Seatbelt brings nine actors to the stage under the guidance of Listen to Dis Community Arts founder Traci Foster. The play challenges traditional theatre conventions using film projections to integrate actors of mixed abilities into the performance. Seatbelt is a leading example of how to normalize a working relationship in performance between disabled and non-disabled, typical, and atypical artists.

“My goal is to affect change – the idea that social interaction influences perception. When you see people with mixed abilities working and performing successfully, such as acting on and working technically for the stage, you may in turn associate a positive perception with people who identify with mixed abilities,” hopes Urkow.

Dr. Kathleen Irwin, Associate Dean of Graduate Studies and Research with the University of Regina’s Faculty of Media, Art, and Performance (MAP) says that Urkow's final MFA project is groundbreaking.

“As the writer, director, and performer of the piece, Natasha is exploring new ground in terms of performative storytelling. She is making public her very private story - a story that will take your breath away. MAP is very proud to support her in this journey.”

Seatbelt runs November 26-28 at 7:30 p.m. in the University of Regina Shumiatcher (Shubox) Theatre (wheel chair accessible). The show is sponsored by the Theatre and Film Departments, Listen to Dis Community Arts Organization, and First Steps Wellness Centre.

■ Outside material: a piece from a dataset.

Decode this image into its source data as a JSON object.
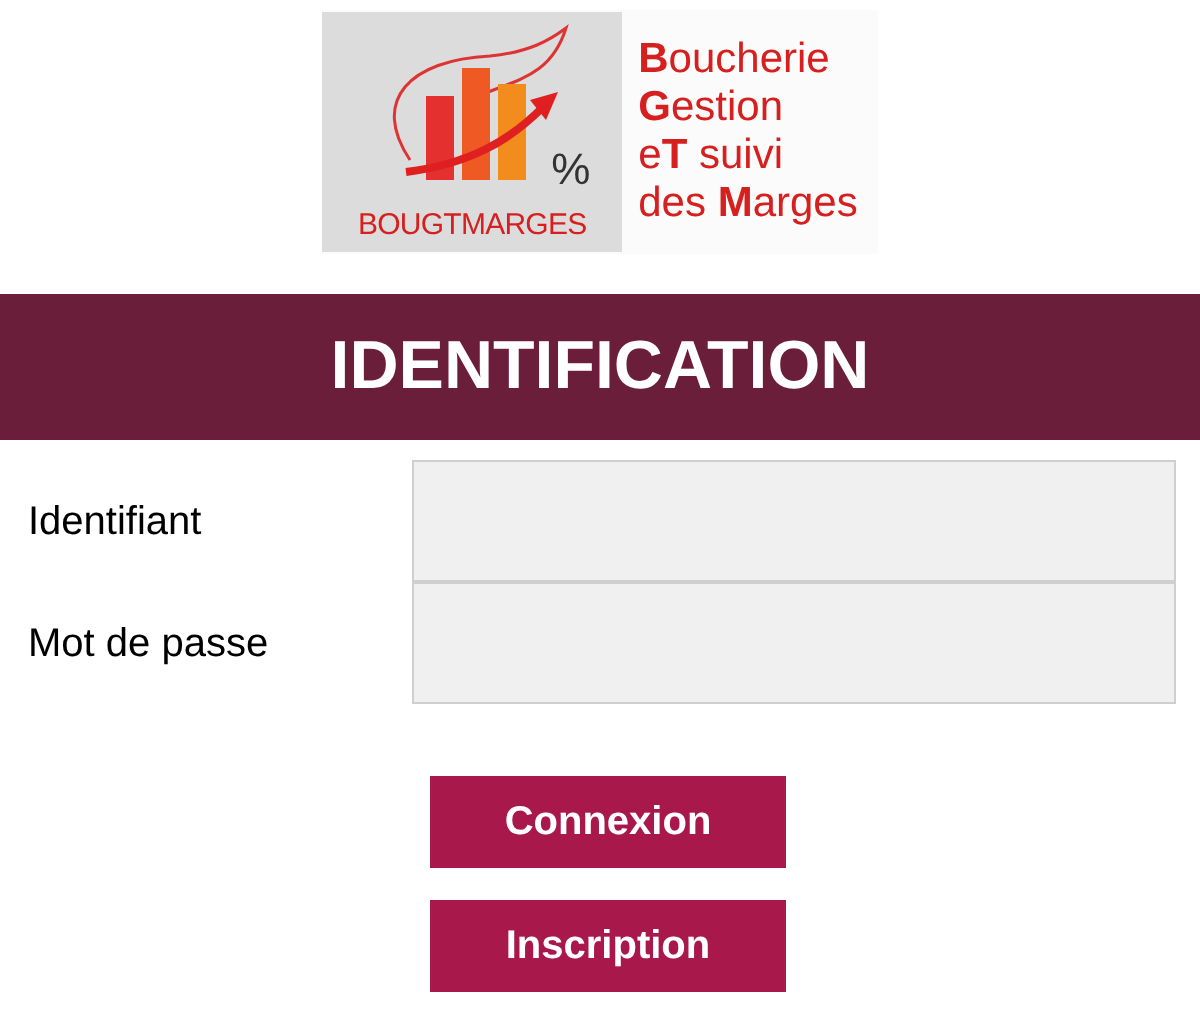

There is a trigger warning for mature and traumatic content. All are welcome!